**Work request**
For each record below, retype the text exactly and omit any image.

*** Data for this exercise ***

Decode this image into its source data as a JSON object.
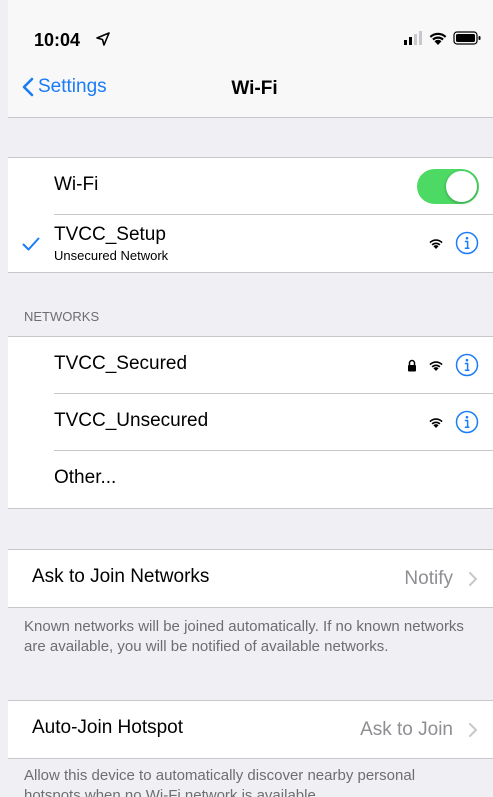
{
  "status_bar": {
    "time": "10:04"
  },
  "nav": {
    "back_label": "Settings",
    "title": "Wi-Fi"
  },
  "wifi": {
    "toggle_label": "Wi-Fi",
    "toggle_on": true,
    "connected_network": {
      "name": "TVCC_Setup",
      "status": "Unsecured Network"
    }
  },
  "networks": {
    "header": "NETWORKS",
    "items": [
      {
        "name": "TVCC_Secured",
        "locked": true
      },
      {
        "name": "TVCC_Unsecured",
        "locked": false
      }
    ],
    "other_label": "Other..."
  },
  "ask_to_join": {
    "label": "Ask to Join Networks",
    "value": "Notify",
    "footer": "Known networks will be joined automatically. If no known networks are available, you will be notified of available networks."
  },
  "auto_join_hotspot": {
    "label": "Auto-Join Hotspot",
    "value": "Ask to Join",
    "footer": "Allow this device to automatically discover nearby personal hotspots when no Wi-Fi network is available."
  },
  "colors": {
    "accent": "#1a7cf6",
    "toggle_on": "#4cd964",
    "background": "#efeff4",
    "secondary_text": "#8e8e93"
  },
  "icons": [
    "location-arrow-icon",
    "cellular-signal-icon",
    "wifi-status-icon",
    "battery-icon",
    "back-chevron-icon",
    "checkmark-icon",
    "wifi-signal-icon",
    "lock-icon",
    "info-icon",
    "chevron-right-icon"
  ]
}
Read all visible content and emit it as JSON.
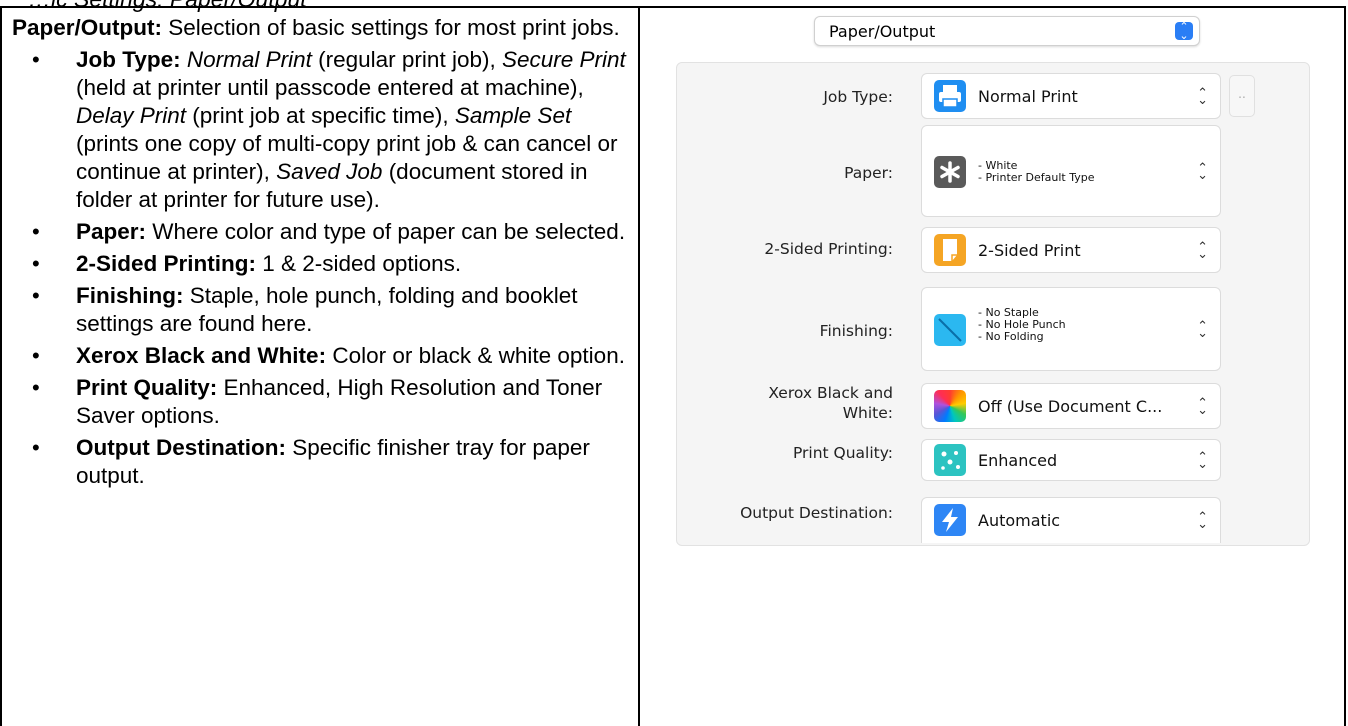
{
  "heading_fragment": "…ic Settings: Paper/Output",
  "left": {
    "intro_bold": "Paper/Output:",
    "intro_text": " Selection of basic settings for most print jobs.",
    "bullets": [
      {
        "term": "Job Type:",
        "parts": [
          {
            "i": "Normal Print"
          },
          {
            "t": " (regular print job), "
          },
          {
            "i": "Secure Print"
          },
          {
            "t": " (held at printer until passcode entered at machine), "
          },
          {
            "i": "Delay Print"
          },
          {
            "t": " (print job at specific time), "
          },
          {
            "i": "Sample Set"
          },
          {
            "t": " (prints one copy of multi-copy print job & can cancel or continue at printer), "
          },
          {
            "i": "Saved Job"
          },
          {
            "t": " (document stored in folder at printer for future use)."
          }
        ]
      },
      {
        "term": "Paper:",
        "parts": [
          {
            "t": " Where color and type of paper can be selected."
          }
        ]
      },
      {
        "term": "2-Sided Printing:",
        "parts": [
          {
            "t": " 1 & 2-sided options."
          }
        ]
      },
      {
        "term": "Finishing:",
        "parts": [
          {
            "t": " Staple, hole punch, folding and booklet settings are found here."
          }
        ]
      },
      {
        "term": "Xerox Black and White:",
        "parts": [
          {
            "t": " Color or black & white option."
          }
        ]
      },
      {
        "term": "Print Quality:",
        "parts": [
          {
            "t": " Enhanced, High Resolution and Toner Saver options."
          }
        ]
      },
      {
        "term": "Output Destination:",
        "parts": [
          {
            "t": " Specific finisher tray for paper output."
          }
        ]
      }
    ]
  },
  "dialog": {
    "section_select": "Paper/Output",
    "job_type_label": "Job Type:",
    "job_type_value": "Normal Print",
    "job_type_more": "..",
    "paper_label": "Paper:",
    "paper_line1": "- White",
    "paper_line2": "- Printer Default Type",
    "sided_label": "2-Sided Printing:",
    "sided_value": "2-Sided Print",
    "finishing_label": "Finishing:",
    "finishing_line1": "- No Staple",
    "finishing_line2": "- No Hole Punch",
    "finishing_line3": "- No Folding",
    "bw_label_1": "Xerox Black and",
    "bw_label_2": "White:",
    "bw_value": "Off (Use Document C...",
    "quality_label": "Print Quality:",
    "quality_value": "Enhanced",
    "output_label": "Output Destination:",
    "output_value": "Automatic",
    "colors": {
      "printer_icon": "#1f8ef1",
      "paper_icon": "#5a5a5a",
      "sided_icon": "#f5a524",
      "finishing_icon": "#2bb8f0",
      "quality_icon": "#2cc3c1",
      "output_icon": "#2e86f5",
      "select_accent": "#2a7ef5"
    }
  }
}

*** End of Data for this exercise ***

**Task answer**
Decode this image into its source data as a JSON object.
{
  "status_bar": {
    "time": "10:04"
  },
  "nav": {
    "back_label": "Settings",
    "title": "Wi-Fi"
  },
  "wifi": {
    "toggle_label": "Wi-Fi",
    "toggle_on": true,
    "connected_network": {
      "name": "TVCC_Setup",
      "status": "Unsecured Network"
    }
  },
  "networks": {
    "header": "NETWORKS",
    "items": [
      {
        "name": "TVCC_Secured",
        "locked": true
      },
      {
        "name": "TVCC_Unsecured",
        "locked": false
      }
    ],
    "other_label": "Other..."
  },
  "ask_to_join": {
    "label": "Ask to Join Networks",
    "value": "Notify",
    "footer": "Known networks will be joined automatically. If no known networks are available, you will be notified of available networks."
  },
  "auto_join_hotspot": {
    "label": "Auto-Join Hotspot",
    "value": "Ask to Join",
    "footer": "Allow this device to automatically discover nearby personal hotspots when no Wi-Fi network is available."
  },
  "colors": {
    "accent": "#1a7cf6",
    "toggle_on": "#4cd964",
    "background": "#efeff4",
    "secondary_text": "#8e8e93"
  },
  "icons": [
    "location-arrow-icon",
    "cellular-signal-icon",
    "wifi-status-icon",
    "battery-icon",
    "back-chevron-icon",
    "checkmark-icon",
    "wifi-signal-icon",
    "lock-icon",
    "info-icon",
    "chevron-right-icon"
  ]
}
Read all visible content and emit it as JSON.
{
  "heading_fragment": "…ic Settings: Paper/Output",
  "left": {
    "intro_bold": "Paper/Output:",
    "intro_text": " Selection of basic settings for most print jobs.",
    "bullets": [
      {
        "term": "Job Type:",
        "parts": [
          {
            "i": "Normal Print"
          },
          {
            "t": " (regular print job), "
          },
          {
            "i": "Secure Print"
          },
          {
            "t": " (held at printer until passcode entered at machine), "
          },
          {
            "i": "Delay Print"
          },
          {
            "t": " (print job at specific time), "
          },
          {
            "i": "Sample Set"
          },
          {
            "t": " (prints one copy of multi-copy print job & can cancel or continue at printer), "
          },
          {
            "i": "Saved Job"
          },
          {
            "t": " (document stored in folder at printer for future use)."
          }
        ]
      },
      {
        "term": "Paper:",
        "parts": [
          {
            "t": " Where color and type of paper can be selected."
          }
        ]
      },
      {
        "term": "2-Sided Printing:",
        "parts": [
          {
            "t": " 1 & 2-sided options."
          }
        ]
      },
      {
        "term": "Finishing:",
        "parts": [
          {
            "t": " Staple, hole punch, folding and booklet settings are found here."
          }
        ]
      },
      {
        "term": "Xerox Black and White:",
        "parts": [
          {
            "t": " Color or black & white option."
          }
        ]
      },
      {
        "term": "Print Quality:",
        "parts": [
          {
            "t": " Enhanced, High Resolution and Toner Saver options."
          }
        ]
      },
      {
        "term": "Output Destination:",
        "parts": [
          {
            "t": " Specific finisher tray for paper output."
          }
        ]
      }
    ]
  },
  "dialog": {
    "section_select": "Paper/Output",
    "job_type_label": "Job Type:",
    "job_type_value": "Normal Print",
    "job_type_more": "..",
    "paper_label": "Paper:",
    "paper_line1": "- White",
    "paper_line2": "- Printer Default Type",
    "sided_label": "2-Sided Printing:",
    "sided_value": "2-Sided Print",
    "finishing_label": "Finishing:",
    "finishing_line1": "- No Staple",
    "finishing_line2": "- No Hole Punch",
    "finishing_line3": "- No Folding",
    "bw_label_1": "Xerox Black and",
    "bw_label_2": "White:",
    "bw_value": "Off (Use Document C...",
    "quality_label": "Print Quality:",
    "quality_value": "Enhanced",
    "output_label": "Output Destination:",
    "output_value": "Automatic",
    "colors": {
      "printer_icon": "#1f8ef1",
      "paper_icon": "#5a5a5a",
      "sided_icon": "#f5a524",
      "finishing_icon": "#2bb8f0",
      "quality_icon": "#2cc3c1",
      "output_icon": "#2e86f5",
      "select_accent": "#2a7ef5"
    }
  }
}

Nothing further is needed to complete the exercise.